Whether we are moving the client from Drupal 7 (or 6!) or another CMS entirely, the migration planning process we follow is very similar.
Step 1: Identify high-level business goals and requirements from all stakeholders
We usually go on-site for this crucial first step. Large companies have lots of stakeholders. While a large number of stakeholders is a common source of disaster for projects with poor project management, strong digital PM leadership makes large stakeholder groups an opportunity for learning and improvement rather than a liability.
In this phase we meet with every stakeholder we can and understand their objectives, how they measure success, how their leadership measures their success, and capture high-level requirements.
Once you understand then you can step back, pause, and ask, “how can we do this better to support what you actually need to do?” Too often that question is never asked and the new platform contains all of the baggage and none of the learning from the previous solution.
Step 2: Conduct a digital inventory
In this first step we identify every needed third-party system integration (internal and external to the client), all of the digital properties that will run on Drupal 8, and any data flows like analytics and custom reporting.
Step 3: Identify the editorial workflow

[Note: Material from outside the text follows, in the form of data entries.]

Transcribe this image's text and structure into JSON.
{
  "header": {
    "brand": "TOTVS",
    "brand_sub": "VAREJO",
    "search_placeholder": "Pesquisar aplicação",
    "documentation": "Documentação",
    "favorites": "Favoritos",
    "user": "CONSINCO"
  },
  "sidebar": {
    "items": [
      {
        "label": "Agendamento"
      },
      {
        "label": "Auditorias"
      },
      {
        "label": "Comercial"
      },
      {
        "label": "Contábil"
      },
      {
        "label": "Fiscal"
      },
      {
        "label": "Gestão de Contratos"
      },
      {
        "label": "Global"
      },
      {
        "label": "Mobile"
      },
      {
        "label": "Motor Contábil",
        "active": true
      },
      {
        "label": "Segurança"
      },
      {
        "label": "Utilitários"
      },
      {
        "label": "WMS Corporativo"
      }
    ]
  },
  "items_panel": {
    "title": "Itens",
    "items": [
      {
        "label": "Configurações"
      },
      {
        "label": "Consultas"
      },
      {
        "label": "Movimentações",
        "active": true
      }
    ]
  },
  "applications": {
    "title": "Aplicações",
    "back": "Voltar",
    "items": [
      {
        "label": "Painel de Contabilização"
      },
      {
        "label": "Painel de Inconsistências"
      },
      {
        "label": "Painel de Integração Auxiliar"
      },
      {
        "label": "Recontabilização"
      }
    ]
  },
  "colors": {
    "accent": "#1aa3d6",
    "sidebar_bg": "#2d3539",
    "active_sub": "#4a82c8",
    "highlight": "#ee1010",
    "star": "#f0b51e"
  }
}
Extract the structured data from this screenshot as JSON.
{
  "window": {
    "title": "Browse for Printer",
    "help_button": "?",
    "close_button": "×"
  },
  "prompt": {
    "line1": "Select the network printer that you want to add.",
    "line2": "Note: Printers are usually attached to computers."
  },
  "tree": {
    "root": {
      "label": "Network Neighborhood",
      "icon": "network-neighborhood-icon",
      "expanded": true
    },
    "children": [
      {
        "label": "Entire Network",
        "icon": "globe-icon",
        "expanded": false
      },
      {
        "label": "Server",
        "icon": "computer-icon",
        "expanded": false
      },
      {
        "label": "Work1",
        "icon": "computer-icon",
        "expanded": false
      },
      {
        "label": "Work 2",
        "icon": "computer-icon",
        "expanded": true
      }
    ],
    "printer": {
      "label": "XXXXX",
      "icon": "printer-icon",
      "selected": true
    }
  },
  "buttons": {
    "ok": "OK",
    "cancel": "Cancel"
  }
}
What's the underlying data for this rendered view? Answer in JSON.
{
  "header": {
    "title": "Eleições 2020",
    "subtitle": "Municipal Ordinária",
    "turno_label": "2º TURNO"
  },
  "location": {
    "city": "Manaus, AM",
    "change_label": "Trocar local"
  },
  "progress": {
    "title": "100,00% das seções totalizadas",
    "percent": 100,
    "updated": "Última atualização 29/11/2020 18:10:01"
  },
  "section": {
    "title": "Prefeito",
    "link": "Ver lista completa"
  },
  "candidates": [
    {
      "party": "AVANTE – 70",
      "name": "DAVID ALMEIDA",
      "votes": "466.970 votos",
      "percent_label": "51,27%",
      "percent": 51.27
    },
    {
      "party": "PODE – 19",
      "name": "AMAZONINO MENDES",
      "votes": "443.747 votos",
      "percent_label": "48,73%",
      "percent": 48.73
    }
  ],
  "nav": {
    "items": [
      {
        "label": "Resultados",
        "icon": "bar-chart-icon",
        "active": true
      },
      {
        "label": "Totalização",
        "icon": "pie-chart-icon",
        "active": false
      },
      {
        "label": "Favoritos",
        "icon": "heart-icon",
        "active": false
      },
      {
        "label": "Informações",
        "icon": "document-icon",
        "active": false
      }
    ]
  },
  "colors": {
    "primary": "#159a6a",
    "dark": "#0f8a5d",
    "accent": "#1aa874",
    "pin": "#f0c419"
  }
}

Every organization manages their content differently. Some organizations are nimble and editors publish directly on production, others want a staging environment to experiment, refine, and review, and many have complex approval processes with multiple layers. Still others have complex translation workflows that integrate with third-party translation systems and internal language reviewers.
Whatever the process, the current approach needs to be understood so that an appropriate (new or improved or the same) workflow can be thoughtfully architected.
Step 4: Perform a content inventory
Content strategy and creation will come later in the project (ideally the client is working in parallel with our digital strategy team), but to properly migrate you need a high-level sense of what content is being migrated as is, what is being changed in transit, what is being abandoned, and how the information architecture is going to change.
Step 5: Prepare the migration roadmap
The migration roadmap is a detailed project schedule detailing critical milestones and control points, a detailed approach to data migrations, and a detailed technical architecture heavy on the Drupal 8 details (modules, custom/contrib, content types, entities, etc).
Step 6: Prepare a resource plan
On many of our projects TAG is implementing large scale projects with a combination team of TAG resources (engineers, PM, architects, designers) and client resources (engineers mostly). This is a great way for an organization new to Drupal (or Drupal 8) to cross-train with our team, learn best practices, and transfer knowledge internal to the organization.
Moving your global digital infrastructure to Drupal 8 is a large, complex project. With some planning effort and platform technical expertise you can ensure project success and a great return on your investment. Without this work it’s going to be hard to be successful.